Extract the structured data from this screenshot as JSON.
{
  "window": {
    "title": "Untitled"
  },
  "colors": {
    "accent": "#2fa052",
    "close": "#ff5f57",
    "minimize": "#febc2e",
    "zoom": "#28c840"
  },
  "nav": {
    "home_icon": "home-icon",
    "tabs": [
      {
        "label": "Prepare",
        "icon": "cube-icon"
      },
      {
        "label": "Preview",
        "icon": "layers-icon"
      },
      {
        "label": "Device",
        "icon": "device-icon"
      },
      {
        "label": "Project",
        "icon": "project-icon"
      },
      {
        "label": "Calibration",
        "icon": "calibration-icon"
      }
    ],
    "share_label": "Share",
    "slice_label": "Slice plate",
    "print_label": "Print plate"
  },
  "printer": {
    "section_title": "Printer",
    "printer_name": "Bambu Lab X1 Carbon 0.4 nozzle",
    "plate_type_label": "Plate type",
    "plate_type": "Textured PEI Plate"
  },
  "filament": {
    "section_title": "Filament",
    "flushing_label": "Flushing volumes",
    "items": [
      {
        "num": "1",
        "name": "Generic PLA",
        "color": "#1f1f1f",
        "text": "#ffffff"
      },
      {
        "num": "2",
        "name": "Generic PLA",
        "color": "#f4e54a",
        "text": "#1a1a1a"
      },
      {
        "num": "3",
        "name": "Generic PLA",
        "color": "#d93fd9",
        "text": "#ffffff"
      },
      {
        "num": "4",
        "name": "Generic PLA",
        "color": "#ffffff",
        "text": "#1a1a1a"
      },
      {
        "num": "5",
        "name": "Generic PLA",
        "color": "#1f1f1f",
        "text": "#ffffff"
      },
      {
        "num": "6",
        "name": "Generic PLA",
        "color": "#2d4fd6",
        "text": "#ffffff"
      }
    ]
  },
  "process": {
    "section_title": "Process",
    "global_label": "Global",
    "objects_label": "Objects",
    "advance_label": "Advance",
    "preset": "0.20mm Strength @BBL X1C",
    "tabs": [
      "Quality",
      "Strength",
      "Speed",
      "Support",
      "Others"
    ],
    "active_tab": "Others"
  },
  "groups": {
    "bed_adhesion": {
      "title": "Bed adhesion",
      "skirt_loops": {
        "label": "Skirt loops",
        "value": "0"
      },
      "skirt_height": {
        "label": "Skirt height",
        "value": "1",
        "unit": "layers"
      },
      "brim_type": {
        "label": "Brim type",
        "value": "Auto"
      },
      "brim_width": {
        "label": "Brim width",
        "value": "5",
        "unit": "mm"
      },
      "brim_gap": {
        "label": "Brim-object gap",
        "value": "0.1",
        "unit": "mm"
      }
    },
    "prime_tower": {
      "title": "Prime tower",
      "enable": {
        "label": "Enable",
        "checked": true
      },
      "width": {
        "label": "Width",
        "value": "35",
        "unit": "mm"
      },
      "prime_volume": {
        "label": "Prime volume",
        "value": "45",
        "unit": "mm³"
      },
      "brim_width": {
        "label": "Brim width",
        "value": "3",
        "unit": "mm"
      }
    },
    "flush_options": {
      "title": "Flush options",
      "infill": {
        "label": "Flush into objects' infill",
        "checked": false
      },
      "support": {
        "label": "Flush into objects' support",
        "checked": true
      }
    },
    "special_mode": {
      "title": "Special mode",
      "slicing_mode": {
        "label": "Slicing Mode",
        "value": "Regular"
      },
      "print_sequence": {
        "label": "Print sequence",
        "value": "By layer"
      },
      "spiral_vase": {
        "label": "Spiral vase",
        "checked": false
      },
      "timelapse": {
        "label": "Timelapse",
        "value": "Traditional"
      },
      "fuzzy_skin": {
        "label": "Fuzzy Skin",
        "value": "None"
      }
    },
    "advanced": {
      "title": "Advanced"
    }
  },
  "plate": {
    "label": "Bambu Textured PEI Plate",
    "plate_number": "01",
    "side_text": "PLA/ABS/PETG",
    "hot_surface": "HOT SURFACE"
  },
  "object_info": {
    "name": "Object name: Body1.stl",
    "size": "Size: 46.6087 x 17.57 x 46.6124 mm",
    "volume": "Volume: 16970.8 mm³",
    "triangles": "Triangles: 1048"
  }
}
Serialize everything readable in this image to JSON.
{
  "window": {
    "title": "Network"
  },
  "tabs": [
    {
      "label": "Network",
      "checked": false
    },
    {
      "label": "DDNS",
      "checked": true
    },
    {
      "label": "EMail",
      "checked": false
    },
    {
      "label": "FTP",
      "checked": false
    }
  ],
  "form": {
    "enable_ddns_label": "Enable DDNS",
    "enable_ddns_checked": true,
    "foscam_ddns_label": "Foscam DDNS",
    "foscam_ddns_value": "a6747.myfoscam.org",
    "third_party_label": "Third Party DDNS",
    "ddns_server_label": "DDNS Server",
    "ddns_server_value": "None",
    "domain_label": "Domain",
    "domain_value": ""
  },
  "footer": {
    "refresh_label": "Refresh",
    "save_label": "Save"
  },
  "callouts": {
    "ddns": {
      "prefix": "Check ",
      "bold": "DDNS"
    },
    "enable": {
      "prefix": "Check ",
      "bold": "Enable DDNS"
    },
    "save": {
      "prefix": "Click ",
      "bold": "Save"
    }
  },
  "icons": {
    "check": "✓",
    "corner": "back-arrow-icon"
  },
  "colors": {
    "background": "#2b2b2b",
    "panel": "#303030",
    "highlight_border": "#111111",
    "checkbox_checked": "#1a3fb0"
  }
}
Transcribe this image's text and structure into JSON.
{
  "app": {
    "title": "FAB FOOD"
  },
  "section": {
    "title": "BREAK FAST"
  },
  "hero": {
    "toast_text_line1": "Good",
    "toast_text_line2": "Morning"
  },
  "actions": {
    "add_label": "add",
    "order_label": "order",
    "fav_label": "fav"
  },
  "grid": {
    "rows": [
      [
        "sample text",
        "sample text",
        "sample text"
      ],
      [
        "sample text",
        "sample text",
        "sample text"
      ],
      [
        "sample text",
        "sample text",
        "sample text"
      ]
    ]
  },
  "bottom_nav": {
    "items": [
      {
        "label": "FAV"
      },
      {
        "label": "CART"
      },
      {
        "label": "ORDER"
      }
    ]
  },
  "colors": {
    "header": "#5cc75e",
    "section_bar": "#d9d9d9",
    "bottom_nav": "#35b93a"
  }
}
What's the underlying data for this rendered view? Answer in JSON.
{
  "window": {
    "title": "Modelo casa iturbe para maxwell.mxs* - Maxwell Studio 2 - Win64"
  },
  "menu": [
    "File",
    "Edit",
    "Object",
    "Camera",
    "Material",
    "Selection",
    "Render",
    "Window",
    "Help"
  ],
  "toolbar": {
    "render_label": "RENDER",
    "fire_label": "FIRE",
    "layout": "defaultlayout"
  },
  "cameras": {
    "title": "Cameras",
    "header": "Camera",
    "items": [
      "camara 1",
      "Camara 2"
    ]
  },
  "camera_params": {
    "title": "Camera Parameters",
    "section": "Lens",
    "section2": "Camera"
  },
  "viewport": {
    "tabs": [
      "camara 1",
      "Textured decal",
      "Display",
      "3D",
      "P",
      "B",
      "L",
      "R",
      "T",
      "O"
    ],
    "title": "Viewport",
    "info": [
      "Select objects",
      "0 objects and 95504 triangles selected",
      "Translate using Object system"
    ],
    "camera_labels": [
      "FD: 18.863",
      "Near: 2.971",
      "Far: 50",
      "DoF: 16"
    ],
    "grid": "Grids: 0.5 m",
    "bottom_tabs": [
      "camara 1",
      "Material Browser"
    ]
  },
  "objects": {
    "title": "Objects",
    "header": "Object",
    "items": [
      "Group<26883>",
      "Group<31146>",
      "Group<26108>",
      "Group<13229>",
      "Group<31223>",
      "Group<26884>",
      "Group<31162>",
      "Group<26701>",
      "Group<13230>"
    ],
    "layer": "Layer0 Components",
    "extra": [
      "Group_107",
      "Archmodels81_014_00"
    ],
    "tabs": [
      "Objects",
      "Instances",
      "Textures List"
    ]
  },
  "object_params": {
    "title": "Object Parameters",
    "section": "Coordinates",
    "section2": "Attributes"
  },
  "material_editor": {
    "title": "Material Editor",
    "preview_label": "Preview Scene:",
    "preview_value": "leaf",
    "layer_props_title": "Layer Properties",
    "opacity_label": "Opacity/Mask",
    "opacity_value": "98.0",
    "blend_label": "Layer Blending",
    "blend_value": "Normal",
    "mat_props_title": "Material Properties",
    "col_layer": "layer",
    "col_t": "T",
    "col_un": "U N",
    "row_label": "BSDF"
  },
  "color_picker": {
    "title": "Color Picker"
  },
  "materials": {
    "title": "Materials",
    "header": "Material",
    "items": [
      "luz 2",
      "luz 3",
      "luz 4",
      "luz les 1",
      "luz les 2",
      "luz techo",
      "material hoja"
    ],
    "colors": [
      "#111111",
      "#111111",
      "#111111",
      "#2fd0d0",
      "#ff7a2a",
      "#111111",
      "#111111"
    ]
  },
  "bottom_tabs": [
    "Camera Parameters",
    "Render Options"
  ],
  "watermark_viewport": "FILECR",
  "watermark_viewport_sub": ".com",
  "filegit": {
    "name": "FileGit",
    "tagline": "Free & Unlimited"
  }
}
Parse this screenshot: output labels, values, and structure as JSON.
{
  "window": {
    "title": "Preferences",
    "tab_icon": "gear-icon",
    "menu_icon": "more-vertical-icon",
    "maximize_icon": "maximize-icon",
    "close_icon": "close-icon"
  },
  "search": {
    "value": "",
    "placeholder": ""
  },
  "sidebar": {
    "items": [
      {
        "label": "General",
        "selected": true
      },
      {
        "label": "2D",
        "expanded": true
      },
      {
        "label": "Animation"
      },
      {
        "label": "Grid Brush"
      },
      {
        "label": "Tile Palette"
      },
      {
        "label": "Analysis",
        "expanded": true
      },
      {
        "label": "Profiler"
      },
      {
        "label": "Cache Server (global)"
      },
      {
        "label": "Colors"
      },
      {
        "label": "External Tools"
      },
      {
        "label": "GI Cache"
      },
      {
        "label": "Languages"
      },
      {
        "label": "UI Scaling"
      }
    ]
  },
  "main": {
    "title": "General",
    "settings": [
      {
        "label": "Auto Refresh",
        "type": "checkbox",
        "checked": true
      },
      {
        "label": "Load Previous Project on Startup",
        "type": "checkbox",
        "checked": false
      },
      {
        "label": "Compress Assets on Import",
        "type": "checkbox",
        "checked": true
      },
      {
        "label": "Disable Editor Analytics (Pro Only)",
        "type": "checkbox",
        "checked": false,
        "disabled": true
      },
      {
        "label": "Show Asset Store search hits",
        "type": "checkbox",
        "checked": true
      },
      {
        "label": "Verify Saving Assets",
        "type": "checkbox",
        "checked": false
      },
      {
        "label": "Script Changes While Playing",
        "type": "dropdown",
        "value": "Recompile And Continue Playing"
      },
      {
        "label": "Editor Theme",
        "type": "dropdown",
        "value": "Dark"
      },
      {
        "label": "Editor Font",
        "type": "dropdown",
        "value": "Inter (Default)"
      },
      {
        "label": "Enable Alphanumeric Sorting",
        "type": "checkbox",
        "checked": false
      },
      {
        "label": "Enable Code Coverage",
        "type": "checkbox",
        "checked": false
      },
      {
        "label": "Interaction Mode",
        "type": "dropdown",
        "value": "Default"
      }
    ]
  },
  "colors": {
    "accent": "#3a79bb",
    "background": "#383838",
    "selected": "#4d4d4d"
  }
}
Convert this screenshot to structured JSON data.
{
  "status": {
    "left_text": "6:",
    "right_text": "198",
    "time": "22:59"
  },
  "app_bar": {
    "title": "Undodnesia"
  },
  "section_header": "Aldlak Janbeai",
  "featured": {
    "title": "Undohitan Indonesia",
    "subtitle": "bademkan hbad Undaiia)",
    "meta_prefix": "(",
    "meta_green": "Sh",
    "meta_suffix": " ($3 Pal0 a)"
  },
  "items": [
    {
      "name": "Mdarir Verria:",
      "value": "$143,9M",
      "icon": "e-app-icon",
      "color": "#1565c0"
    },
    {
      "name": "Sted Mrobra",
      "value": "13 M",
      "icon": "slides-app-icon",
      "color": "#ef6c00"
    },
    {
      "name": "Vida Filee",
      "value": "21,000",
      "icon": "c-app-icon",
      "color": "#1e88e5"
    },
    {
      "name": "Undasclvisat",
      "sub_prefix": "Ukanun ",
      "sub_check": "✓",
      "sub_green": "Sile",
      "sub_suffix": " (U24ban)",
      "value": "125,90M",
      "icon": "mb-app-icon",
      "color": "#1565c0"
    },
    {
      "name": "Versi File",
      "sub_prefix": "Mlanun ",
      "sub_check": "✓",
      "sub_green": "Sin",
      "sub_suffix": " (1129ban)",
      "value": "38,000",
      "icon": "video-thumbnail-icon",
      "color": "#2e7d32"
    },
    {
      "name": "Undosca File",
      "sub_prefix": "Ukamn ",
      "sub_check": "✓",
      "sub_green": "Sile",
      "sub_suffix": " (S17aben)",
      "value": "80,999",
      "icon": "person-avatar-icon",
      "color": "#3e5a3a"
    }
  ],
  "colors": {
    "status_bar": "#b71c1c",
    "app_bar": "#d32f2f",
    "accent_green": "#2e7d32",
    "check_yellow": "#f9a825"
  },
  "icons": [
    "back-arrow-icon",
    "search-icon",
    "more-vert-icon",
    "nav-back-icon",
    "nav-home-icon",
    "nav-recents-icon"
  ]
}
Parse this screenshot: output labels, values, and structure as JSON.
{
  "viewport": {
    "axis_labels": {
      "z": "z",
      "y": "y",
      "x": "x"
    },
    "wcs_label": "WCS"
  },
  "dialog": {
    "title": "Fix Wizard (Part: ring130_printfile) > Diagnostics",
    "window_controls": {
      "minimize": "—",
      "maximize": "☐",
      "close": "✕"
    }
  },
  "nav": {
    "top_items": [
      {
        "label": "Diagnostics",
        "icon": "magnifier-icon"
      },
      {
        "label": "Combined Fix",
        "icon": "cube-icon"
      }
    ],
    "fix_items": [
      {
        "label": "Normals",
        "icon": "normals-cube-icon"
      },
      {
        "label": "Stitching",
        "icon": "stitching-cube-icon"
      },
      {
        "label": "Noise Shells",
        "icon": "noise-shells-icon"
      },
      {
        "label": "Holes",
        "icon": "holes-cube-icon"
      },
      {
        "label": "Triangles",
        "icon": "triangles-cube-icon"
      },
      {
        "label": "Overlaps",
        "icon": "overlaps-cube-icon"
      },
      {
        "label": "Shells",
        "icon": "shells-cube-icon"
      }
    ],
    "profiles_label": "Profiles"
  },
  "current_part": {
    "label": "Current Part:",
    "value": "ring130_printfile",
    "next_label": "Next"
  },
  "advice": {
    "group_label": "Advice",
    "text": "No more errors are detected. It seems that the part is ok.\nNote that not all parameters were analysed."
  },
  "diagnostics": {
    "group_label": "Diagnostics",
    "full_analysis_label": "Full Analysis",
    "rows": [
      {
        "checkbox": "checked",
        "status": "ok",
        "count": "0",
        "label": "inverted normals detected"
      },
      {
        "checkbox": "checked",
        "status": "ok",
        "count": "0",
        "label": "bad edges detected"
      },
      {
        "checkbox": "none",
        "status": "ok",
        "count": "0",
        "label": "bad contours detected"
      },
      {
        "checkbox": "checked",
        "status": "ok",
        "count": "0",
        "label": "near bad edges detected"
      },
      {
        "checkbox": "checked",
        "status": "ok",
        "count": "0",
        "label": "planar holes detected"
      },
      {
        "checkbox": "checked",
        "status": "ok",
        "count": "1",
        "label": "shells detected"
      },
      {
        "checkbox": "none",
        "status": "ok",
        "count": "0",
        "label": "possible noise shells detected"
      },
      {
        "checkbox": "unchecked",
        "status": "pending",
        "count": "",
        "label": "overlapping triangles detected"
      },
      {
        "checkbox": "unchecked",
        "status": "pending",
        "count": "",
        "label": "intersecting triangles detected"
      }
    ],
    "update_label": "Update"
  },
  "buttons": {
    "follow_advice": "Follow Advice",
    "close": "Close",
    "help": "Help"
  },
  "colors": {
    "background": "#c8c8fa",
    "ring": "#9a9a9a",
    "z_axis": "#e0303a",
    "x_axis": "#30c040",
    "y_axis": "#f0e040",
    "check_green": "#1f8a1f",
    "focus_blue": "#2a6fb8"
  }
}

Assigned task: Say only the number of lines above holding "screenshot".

Exercise output: 4